§ Problem to solve: From the data below, return each line in which the string "structured" is found.

§ Exercise data:
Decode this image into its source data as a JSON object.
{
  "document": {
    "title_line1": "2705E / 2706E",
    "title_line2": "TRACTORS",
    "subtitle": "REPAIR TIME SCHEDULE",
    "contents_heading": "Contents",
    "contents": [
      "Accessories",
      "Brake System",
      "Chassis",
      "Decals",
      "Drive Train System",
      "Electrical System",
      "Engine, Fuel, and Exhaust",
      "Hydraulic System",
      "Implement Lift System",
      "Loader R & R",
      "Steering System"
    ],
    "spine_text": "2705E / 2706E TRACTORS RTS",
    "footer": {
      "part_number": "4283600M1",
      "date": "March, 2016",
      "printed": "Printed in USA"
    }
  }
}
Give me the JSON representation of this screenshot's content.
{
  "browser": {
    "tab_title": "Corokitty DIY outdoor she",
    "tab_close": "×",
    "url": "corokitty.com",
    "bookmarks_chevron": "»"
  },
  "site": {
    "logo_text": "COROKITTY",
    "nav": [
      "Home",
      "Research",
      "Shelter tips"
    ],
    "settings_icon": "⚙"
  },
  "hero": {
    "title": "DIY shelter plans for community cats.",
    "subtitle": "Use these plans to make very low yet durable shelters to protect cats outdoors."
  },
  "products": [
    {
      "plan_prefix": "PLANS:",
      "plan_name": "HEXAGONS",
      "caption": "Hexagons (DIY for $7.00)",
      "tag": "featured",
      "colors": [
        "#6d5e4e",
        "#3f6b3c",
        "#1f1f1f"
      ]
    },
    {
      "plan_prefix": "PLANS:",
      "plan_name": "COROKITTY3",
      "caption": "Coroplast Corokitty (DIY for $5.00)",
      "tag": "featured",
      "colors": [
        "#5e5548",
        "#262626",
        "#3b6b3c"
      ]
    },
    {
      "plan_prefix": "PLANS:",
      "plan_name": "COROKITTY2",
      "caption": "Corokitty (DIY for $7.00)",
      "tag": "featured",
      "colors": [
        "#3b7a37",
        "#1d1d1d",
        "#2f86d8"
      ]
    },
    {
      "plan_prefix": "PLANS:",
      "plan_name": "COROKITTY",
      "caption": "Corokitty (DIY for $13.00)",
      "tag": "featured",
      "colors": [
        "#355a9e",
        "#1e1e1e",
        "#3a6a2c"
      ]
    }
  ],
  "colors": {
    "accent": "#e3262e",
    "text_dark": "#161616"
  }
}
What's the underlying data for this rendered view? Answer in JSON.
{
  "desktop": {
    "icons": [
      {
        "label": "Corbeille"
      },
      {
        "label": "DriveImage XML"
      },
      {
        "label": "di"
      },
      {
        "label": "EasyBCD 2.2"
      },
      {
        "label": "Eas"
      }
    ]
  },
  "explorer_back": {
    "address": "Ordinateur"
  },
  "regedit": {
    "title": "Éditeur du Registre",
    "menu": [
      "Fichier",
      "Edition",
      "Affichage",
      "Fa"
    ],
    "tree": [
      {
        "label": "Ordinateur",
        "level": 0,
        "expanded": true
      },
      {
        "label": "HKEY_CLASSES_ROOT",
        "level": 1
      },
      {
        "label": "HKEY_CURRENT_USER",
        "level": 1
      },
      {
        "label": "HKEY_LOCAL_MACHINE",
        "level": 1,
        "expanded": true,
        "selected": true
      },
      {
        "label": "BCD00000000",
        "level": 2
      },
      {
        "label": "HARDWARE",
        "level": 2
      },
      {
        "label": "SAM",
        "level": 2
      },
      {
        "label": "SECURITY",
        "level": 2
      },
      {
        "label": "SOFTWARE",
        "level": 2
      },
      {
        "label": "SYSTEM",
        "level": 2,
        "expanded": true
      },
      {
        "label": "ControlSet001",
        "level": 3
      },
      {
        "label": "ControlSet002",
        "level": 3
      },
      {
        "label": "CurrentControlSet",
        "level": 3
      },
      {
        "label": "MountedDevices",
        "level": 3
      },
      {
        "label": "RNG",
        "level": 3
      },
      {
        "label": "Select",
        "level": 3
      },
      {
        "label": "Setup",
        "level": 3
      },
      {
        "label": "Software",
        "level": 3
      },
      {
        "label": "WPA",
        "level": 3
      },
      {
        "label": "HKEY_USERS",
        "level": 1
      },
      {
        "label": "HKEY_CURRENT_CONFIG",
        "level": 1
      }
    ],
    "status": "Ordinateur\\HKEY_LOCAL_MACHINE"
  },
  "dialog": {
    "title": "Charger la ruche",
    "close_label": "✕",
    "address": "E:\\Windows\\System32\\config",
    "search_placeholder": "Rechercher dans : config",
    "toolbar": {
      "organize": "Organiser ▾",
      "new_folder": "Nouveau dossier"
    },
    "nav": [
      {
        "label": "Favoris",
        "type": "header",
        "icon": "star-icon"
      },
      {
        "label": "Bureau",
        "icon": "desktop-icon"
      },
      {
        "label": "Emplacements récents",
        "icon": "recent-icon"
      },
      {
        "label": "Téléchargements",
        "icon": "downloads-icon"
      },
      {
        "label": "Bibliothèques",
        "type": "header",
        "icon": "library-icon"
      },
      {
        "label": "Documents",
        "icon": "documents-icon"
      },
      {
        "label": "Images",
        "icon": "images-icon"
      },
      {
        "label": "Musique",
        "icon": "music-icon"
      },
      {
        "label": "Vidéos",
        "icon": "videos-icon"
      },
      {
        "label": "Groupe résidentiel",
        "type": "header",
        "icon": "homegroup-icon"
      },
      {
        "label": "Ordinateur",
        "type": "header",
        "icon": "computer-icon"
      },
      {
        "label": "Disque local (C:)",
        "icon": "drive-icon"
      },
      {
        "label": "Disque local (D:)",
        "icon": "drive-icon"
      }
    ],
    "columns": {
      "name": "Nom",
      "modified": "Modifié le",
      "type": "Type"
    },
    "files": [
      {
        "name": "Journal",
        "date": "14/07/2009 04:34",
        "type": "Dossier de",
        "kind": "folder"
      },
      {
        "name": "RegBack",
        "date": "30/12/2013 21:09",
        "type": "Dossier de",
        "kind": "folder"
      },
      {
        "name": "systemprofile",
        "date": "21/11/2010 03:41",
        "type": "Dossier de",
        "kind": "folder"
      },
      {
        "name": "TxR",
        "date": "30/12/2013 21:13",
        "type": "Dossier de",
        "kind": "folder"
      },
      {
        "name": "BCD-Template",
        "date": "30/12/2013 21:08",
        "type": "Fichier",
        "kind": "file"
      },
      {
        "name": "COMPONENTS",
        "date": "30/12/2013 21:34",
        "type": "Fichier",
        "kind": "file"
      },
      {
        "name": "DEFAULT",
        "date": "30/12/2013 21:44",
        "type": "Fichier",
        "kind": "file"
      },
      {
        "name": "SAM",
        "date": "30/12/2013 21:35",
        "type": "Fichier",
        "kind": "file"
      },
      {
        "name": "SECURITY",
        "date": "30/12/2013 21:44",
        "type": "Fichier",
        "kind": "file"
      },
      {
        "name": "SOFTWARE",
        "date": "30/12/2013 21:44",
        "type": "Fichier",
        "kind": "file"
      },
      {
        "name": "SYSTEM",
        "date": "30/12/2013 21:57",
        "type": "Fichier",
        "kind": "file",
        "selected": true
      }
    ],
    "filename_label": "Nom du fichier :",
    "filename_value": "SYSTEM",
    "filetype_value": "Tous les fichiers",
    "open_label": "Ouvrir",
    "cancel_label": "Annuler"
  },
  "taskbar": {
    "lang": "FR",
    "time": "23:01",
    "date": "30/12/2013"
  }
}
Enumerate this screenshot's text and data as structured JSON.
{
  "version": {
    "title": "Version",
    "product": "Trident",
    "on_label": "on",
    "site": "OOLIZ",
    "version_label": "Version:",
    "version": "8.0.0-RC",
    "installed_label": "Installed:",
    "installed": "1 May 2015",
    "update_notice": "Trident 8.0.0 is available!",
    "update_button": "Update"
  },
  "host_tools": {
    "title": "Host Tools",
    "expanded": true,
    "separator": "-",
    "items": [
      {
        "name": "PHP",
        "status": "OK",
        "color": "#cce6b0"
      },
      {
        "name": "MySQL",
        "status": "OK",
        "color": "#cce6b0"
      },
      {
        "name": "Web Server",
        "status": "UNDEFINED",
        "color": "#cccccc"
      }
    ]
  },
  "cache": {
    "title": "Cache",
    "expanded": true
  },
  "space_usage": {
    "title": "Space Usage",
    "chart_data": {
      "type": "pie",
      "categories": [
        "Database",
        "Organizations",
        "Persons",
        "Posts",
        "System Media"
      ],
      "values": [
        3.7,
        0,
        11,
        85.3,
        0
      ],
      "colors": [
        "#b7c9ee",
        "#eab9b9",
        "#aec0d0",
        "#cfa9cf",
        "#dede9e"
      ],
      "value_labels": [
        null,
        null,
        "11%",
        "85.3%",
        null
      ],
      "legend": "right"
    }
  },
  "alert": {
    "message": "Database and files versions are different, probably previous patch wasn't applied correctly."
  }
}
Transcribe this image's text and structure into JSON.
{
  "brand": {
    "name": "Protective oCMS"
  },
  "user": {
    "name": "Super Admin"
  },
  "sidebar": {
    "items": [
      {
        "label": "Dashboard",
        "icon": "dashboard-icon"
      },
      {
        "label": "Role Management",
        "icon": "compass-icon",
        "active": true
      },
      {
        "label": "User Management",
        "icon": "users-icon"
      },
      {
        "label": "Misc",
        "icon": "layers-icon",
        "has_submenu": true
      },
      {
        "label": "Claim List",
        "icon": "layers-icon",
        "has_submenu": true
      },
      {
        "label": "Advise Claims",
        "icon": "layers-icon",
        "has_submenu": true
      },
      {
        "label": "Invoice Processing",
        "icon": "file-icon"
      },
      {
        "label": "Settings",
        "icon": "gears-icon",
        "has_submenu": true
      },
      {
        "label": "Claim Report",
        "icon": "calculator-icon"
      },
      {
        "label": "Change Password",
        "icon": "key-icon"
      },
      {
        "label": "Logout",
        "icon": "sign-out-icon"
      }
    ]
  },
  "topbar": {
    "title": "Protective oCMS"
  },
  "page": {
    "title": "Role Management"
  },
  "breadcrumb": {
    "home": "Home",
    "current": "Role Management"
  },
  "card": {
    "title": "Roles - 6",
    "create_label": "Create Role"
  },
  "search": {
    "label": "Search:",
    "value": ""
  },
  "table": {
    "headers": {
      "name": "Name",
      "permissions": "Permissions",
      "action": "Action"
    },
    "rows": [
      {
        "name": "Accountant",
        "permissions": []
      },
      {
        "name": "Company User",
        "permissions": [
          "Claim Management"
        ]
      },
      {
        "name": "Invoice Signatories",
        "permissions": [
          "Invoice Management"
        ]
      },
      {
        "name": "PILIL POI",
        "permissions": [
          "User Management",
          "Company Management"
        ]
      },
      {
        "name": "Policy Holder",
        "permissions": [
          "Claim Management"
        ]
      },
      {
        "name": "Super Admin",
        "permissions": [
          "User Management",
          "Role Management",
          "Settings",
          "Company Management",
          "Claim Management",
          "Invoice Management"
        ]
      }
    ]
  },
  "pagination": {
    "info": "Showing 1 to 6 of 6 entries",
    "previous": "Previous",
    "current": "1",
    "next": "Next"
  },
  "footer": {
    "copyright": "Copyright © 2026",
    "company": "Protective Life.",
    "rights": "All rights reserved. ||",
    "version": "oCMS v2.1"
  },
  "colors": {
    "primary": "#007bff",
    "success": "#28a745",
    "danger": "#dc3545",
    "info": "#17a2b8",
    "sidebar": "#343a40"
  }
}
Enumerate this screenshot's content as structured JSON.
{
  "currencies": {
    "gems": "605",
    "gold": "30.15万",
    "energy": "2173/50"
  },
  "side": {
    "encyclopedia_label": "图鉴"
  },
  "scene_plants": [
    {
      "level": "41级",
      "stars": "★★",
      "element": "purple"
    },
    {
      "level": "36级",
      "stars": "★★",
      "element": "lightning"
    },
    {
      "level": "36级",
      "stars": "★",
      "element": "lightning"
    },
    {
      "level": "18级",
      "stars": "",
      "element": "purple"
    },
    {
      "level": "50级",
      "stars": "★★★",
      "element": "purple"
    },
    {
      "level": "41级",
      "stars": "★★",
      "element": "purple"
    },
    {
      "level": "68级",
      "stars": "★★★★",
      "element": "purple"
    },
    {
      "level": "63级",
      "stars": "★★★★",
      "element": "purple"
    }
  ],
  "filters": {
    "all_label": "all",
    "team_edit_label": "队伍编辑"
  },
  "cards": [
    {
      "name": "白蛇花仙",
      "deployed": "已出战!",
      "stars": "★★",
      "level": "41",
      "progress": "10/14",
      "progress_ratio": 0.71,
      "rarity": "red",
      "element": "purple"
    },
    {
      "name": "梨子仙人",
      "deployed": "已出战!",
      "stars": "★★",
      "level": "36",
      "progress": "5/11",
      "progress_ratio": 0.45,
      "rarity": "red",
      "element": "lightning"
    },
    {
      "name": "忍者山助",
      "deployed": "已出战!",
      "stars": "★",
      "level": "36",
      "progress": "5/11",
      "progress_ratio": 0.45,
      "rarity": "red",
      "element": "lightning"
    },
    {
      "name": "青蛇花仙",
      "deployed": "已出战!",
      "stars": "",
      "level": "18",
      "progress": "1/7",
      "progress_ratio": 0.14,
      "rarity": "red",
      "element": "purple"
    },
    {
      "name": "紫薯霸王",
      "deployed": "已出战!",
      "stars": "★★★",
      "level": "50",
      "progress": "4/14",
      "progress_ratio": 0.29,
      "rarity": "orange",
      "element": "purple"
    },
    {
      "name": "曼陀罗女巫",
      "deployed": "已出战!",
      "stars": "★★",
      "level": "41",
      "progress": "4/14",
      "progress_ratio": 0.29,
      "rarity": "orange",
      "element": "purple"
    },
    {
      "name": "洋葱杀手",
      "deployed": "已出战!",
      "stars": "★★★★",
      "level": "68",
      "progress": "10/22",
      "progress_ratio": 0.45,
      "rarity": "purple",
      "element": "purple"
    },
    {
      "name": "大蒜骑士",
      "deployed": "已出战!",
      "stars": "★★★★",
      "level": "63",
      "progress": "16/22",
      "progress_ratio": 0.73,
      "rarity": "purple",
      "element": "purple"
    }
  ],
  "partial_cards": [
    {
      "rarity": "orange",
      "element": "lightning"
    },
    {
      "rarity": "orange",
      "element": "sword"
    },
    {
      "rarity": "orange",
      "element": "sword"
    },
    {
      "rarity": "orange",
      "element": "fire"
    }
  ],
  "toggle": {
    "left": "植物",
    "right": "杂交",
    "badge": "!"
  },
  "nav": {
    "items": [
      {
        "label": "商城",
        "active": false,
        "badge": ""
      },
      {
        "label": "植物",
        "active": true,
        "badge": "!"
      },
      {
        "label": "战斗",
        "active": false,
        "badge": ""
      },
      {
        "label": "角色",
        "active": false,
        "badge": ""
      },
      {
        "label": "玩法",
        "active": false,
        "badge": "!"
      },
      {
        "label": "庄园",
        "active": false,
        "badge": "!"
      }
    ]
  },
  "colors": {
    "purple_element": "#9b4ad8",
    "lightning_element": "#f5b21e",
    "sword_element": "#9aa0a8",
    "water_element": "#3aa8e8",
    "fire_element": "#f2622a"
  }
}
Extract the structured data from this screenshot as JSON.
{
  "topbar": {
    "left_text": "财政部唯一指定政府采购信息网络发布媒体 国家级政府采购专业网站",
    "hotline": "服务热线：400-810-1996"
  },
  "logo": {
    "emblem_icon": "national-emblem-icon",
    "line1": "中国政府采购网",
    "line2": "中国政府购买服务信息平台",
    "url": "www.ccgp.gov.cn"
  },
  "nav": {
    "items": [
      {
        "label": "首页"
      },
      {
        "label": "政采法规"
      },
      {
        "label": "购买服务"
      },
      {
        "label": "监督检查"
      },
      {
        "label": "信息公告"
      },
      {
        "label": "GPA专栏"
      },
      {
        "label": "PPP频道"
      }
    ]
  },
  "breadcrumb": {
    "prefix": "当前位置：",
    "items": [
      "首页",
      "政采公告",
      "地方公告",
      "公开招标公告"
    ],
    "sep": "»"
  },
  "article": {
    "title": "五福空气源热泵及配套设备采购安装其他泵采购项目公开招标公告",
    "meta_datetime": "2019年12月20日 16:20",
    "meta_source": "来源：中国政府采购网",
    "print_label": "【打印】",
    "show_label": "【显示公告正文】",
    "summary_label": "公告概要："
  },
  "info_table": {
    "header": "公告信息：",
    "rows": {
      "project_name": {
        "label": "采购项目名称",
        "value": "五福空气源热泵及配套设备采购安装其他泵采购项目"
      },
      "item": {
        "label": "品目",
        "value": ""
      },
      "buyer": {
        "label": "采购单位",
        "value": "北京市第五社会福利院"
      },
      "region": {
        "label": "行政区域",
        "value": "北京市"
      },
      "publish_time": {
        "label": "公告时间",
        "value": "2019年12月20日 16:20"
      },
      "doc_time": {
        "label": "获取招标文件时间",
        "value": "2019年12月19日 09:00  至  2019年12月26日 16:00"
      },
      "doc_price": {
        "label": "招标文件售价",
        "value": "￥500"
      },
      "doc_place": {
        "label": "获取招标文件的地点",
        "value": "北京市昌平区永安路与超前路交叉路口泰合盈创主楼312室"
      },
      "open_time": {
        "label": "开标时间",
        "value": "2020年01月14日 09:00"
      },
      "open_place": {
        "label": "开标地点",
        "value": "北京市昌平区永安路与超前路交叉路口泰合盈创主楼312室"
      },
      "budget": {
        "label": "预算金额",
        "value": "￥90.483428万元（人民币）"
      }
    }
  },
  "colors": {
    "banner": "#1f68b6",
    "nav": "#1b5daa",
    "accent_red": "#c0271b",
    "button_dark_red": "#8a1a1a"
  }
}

§ Exercise solution:
Enumerate this screenshot's text and data as structured JSON.
Enumerate this screenshot's content as structured JSON.
Extract the structured data from this screenshot as JSON.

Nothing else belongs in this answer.